| DATA PROVIDED |
-.-.-
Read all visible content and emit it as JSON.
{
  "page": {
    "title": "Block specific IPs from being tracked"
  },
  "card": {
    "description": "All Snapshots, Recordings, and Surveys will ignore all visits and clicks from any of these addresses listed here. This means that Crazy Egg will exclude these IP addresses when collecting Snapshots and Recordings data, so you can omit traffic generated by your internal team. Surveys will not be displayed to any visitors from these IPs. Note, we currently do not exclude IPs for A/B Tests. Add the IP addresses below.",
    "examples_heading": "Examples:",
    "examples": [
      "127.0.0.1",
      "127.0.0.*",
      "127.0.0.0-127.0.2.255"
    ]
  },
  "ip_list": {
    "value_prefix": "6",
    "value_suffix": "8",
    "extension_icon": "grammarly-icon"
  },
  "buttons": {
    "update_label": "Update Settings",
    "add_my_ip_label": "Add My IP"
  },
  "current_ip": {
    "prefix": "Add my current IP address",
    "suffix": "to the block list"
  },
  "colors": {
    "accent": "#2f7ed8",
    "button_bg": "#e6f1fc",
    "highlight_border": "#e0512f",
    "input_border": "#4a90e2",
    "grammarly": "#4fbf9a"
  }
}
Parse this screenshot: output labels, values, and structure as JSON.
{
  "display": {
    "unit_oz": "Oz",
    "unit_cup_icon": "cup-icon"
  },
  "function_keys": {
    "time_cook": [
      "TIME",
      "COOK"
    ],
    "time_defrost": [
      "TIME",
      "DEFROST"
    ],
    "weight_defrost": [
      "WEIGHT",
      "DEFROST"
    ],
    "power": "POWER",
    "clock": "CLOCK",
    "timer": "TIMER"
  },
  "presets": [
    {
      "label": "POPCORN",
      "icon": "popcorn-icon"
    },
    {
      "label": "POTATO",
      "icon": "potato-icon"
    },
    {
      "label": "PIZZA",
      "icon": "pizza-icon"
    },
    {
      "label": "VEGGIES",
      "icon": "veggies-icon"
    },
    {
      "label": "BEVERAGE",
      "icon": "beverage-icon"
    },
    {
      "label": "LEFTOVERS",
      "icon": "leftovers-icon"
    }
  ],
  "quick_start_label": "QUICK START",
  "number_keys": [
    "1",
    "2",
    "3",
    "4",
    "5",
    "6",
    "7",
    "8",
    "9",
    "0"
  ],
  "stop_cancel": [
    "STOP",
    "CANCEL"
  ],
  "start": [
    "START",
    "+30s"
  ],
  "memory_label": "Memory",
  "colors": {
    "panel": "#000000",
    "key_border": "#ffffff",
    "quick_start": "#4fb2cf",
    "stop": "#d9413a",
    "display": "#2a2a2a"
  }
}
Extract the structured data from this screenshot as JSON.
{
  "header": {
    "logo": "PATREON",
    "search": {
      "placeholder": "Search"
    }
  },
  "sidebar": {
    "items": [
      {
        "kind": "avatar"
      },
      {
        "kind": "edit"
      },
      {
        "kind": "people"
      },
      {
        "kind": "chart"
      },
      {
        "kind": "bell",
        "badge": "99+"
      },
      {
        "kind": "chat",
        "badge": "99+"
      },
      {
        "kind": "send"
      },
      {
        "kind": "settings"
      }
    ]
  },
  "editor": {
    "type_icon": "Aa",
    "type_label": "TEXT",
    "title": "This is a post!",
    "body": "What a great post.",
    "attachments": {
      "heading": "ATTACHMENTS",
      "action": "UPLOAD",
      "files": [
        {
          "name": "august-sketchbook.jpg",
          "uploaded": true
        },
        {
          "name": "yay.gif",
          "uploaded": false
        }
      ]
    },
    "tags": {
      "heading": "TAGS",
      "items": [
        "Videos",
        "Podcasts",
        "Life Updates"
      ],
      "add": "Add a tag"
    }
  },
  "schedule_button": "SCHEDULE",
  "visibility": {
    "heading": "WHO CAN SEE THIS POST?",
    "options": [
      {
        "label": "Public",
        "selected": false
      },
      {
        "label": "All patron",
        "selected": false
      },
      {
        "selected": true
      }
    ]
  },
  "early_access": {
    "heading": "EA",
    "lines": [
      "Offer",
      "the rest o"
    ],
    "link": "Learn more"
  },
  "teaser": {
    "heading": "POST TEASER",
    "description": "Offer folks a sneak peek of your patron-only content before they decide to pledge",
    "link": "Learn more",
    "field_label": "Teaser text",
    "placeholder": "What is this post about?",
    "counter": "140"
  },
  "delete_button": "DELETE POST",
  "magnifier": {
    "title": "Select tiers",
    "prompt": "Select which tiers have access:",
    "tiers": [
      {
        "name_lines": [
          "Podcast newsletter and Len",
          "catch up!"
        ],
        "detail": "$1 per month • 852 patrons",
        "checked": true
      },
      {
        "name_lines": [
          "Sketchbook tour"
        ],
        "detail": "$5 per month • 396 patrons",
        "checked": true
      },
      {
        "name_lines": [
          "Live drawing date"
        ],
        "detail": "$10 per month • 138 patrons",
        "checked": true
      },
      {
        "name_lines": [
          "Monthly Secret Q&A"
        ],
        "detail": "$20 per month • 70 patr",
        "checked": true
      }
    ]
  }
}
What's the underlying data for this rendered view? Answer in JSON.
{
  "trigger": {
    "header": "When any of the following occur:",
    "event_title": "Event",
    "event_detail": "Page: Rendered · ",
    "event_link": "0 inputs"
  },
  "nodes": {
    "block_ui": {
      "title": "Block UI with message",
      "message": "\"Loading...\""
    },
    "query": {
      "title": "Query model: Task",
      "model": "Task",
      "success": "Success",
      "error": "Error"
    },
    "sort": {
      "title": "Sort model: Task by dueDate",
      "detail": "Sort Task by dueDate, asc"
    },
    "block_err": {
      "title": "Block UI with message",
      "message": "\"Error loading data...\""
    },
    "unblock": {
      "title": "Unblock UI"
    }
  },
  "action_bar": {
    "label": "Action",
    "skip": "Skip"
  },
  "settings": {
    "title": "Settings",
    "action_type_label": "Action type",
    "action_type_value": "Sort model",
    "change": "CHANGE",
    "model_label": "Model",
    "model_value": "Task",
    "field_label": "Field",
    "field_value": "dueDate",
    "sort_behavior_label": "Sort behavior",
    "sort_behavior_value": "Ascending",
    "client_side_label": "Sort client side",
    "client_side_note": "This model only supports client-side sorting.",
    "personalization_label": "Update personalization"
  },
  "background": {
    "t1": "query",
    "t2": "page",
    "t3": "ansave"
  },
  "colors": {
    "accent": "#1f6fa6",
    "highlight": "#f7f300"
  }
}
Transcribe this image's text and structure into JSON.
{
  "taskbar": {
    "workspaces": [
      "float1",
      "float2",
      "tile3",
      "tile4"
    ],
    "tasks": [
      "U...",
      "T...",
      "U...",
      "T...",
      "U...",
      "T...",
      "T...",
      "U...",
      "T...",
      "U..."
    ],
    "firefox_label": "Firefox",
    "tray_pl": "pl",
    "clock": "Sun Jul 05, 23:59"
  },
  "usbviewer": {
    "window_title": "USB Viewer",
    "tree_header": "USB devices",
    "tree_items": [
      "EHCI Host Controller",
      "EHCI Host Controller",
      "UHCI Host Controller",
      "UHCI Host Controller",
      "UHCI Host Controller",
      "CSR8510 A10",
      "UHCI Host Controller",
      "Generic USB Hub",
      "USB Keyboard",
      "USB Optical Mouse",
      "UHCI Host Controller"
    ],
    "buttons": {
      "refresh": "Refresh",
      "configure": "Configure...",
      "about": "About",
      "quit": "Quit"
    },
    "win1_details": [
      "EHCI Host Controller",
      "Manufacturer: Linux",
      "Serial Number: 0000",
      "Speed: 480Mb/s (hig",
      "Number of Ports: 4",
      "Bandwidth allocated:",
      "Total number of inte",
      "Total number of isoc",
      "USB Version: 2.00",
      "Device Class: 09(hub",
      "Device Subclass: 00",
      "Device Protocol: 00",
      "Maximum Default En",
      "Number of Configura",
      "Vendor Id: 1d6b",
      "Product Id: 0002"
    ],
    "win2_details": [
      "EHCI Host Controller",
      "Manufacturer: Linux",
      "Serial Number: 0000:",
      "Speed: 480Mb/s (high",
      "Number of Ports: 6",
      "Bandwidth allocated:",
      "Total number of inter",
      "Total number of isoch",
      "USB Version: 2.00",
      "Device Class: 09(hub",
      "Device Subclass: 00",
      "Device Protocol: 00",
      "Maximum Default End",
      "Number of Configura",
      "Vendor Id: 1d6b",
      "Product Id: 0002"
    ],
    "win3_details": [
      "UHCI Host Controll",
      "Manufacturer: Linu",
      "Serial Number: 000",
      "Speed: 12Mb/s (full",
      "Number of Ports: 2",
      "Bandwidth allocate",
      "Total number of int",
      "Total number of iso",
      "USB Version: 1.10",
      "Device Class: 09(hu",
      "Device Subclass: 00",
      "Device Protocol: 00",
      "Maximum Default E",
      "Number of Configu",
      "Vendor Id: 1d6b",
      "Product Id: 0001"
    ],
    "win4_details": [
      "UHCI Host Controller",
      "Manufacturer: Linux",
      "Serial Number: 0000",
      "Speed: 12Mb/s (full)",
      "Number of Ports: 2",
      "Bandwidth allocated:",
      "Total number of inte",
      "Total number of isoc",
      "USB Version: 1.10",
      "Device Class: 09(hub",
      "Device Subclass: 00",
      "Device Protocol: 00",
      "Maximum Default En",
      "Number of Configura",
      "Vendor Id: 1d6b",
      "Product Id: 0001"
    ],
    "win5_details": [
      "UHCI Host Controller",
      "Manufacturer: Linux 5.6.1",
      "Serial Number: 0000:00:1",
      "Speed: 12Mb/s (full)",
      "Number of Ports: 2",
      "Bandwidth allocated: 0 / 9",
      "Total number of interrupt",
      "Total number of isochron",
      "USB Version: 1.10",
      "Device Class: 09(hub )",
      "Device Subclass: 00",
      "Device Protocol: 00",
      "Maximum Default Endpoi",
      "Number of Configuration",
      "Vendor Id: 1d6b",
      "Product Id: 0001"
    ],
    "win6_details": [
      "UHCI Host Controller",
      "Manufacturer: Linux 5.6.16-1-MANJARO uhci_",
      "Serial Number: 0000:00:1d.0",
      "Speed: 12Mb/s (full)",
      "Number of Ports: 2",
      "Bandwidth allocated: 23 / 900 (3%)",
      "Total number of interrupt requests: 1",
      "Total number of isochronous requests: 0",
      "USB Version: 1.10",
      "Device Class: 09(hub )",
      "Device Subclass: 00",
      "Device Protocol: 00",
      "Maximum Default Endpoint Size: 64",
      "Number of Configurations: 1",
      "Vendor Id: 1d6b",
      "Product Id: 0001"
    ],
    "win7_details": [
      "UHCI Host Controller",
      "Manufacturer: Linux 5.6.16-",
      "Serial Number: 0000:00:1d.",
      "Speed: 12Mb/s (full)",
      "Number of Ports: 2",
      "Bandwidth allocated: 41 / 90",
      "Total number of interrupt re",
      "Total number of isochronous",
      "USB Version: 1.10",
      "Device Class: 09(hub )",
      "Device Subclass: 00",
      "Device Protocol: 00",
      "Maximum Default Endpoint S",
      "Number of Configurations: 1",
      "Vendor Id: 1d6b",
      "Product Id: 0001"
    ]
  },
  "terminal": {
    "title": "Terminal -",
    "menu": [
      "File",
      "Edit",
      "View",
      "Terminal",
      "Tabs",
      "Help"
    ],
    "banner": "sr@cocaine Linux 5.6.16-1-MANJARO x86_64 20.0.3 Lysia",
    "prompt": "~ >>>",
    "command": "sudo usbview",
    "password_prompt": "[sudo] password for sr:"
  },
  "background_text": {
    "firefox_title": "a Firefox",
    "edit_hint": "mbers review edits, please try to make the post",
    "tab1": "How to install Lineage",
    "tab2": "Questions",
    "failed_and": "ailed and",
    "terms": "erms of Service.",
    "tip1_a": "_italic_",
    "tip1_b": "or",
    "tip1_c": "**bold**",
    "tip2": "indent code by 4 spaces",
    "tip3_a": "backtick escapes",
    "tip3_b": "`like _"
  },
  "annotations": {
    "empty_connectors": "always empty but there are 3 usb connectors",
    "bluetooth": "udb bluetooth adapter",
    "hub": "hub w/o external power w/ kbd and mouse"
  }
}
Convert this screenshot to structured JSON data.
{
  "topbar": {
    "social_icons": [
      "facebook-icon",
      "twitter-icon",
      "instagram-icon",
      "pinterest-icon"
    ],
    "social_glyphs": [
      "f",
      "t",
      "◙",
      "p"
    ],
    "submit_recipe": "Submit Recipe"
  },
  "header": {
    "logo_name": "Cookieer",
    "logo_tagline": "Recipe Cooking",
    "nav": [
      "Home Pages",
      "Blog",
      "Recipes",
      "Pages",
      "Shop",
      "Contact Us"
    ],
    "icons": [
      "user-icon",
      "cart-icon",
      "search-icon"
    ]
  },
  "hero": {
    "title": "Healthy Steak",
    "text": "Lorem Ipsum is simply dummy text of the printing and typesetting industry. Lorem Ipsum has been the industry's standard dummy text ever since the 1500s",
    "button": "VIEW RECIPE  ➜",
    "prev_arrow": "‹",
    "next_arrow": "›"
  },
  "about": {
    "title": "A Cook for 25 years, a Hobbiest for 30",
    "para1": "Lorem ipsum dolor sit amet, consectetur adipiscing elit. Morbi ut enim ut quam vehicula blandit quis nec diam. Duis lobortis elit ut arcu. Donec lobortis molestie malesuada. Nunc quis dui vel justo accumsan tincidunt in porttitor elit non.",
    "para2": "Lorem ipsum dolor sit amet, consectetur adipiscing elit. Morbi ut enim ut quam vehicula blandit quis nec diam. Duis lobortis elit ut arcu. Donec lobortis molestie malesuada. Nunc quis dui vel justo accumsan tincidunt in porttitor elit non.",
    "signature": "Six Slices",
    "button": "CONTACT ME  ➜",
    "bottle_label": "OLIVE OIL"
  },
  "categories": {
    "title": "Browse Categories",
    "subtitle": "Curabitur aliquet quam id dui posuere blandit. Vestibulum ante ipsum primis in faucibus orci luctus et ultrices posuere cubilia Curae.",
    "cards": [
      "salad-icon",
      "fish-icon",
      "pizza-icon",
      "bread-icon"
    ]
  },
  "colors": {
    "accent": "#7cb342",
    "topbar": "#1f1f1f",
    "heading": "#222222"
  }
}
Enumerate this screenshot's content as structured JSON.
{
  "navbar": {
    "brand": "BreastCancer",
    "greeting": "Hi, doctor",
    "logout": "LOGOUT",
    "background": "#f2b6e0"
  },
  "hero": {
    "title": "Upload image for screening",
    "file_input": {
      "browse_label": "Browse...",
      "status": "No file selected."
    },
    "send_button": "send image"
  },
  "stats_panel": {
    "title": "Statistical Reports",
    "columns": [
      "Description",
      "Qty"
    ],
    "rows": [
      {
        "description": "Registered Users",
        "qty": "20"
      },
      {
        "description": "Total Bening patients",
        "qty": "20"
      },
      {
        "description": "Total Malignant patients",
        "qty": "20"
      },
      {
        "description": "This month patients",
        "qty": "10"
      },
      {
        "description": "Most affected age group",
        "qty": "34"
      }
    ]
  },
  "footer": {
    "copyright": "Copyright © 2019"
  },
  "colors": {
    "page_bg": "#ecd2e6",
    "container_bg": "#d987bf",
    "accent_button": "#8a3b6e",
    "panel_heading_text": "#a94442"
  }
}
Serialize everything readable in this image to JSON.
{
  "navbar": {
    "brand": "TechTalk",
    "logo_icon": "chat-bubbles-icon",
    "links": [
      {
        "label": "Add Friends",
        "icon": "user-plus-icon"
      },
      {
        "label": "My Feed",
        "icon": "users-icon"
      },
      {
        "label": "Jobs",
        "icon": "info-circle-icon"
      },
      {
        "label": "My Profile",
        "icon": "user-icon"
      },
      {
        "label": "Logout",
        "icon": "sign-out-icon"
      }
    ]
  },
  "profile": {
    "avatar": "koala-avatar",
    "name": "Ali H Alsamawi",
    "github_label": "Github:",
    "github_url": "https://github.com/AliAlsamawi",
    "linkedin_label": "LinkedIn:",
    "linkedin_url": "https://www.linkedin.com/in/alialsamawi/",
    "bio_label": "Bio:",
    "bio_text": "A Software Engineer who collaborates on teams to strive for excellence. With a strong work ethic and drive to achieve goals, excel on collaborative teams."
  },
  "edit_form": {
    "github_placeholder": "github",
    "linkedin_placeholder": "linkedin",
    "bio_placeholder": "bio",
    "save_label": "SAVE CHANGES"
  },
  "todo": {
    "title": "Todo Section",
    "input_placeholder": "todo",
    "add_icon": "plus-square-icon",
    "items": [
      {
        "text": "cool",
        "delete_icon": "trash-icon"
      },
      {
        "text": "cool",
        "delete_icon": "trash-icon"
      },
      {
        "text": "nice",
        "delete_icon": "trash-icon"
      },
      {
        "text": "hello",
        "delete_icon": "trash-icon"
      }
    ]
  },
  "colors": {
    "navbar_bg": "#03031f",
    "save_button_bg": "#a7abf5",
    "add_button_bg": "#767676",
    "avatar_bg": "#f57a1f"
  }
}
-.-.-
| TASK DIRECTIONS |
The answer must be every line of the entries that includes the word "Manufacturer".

| COMPLETED EXERCISE |
      "Manufacturer: Linux",
      "Manufacturer: Linux",
      "Manufacturer: Linu",
      "Manufacturer: Linux",
      "Manufacturer: Linux 5.6.1",
      "Manufacturer: Linux 5.6.16-1-MANJARO uhci_",
      "Manufacturer: Linux 5.6.16-",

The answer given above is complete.